▸ TASK INSTRUCTIONS: How many lines in the records below contain the word "уровня"? Reply with that number only.

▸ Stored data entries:
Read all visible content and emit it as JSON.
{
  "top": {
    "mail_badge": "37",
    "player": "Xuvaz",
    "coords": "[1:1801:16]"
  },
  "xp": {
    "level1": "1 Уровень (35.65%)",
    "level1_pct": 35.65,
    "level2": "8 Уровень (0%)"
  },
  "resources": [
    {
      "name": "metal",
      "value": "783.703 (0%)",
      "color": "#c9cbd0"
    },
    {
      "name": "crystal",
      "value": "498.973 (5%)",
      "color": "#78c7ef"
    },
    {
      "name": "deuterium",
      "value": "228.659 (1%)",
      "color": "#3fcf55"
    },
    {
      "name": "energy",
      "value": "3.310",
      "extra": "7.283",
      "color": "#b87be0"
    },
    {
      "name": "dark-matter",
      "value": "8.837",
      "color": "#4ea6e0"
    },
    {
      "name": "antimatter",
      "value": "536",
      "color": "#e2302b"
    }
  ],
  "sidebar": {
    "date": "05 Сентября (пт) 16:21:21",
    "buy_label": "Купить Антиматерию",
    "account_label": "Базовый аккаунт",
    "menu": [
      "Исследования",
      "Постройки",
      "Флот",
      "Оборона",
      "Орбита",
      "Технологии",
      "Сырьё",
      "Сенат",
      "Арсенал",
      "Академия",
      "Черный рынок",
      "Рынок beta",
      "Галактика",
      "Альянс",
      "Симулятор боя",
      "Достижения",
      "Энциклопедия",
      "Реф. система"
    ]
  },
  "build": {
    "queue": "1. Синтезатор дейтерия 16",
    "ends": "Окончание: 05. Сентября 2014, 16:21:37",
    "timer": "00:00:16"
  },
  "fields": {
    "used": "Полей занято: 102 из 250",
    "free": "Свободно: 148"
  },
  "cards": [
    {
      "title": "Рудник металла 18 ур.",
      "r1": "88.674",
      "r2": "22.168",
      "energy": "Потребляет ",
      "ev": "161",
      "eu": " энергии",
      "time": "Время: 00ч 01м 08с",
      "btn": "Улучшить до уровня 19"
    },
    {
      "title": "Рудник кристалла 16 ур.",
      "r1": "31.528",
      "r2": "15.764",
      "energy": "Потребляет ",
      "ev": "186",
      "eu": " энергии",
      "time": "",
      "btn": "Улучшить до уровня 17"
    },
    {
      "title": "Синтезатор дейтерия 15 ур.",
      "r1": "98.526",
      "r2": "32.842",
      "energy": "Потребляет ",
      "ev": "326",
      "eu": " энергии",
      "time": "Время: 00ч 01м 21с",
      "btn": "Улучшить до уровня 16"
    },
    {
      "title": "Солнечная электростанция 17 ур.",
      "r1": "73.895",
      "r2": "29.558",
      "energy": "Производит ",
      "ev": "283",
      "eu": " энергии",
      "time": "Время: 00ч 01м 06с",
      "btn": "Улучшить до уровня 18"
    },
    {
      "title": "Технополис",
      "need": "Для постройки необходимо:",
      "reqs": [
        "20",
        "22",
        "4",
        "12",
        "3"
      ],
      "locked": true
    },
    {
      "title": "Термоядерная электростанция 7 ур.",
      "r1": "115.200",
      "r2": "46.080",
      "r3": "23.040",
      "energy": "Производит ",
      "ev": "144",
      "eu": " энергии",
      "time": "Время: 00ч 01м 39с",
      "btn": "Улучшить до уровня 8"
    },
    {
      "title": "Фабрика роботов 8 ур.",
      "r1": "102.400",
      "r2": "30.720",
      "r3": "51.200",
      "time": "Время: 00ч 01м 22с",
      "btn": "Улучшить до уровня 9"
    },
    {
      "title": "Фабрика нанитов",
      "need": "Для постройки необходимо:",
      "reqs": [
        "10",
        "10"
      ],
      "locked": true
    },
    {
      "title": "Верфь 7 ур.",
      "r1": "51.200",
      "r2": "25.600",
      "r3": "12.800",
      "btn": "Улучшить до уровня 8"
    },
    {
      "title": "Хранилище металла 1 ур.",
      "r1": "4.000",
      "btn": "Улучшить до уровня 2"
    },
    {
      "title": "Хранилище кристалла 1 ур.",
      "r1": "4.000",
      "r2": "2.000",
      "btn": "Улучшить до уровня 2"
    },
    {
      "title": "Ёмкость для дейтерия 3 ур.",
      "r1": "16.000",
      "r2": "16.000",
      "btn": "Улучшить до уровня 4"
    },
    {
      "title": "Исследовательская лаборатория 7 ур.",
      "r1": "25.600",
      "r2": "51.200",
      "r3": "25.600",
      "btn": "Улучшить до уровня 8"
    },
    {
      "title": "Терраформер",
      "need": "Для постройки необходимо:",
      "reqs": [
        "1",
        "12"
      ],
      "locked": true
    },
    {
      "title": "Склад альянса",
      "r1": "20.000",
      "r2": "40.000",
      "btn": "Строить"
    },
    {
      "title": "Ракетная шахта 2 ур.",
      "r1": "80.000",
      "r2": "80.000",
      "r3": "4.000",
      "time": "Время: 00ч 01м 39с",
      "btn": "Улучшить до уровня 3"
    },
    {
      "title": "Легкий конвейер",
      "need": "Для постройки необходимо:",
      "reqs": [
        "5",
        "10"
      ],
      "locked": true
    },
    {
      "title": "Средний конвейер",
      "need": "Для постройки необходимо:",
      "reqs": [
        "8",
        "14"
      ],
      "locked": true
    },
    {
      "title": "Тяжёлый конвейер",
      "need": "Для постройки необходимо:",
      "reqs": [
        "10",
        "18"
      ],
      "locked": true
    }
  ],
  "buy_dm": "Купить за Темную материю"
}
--
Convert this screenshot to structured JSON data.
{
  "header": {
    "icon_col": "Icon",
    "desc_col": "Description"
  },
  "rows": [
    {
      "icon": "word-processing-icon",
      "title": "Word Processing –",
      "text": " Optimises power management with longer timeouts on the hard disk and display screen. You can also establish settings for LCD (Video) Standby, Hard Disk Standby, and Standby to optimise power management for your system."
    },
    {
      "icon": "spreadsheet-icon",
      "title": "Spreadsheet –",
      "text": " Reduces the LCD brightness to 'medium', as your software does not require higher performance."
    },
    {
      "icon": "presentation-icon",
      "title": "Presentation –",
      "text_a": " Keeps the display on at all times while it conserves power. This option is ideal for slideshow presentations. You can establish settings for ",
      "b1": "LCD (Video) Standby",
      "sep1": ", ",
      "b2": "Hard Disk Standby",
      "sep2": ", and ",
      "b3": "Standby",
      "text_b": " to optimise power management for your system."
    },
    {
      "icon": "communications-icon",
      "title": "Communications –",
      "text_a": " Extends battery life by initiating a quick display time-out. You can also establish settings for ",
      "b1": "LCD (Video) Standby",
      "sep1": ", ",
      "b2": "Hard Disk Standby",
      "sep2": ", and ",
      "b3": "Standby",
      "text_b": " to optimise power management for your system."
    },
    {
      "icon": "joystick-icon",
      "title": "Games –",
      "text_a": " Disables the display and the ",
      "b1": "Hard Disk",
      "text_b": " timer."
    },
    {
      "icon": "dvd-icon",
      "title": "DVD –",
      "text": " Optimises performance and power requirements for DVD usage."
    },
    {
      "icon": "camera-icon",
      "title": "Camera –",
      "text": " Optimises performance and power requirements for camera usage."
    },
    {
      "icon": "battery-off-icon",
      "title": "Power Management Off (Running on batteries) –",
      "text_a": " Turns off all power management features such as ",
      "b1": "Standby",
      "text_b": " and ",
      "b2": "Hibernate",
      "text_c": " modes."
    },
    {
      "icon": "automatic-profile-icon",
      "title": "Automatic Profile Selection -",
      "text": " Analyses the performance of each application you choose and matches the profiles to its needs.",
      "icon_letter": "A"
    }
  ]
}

▸ RESPONSE: 12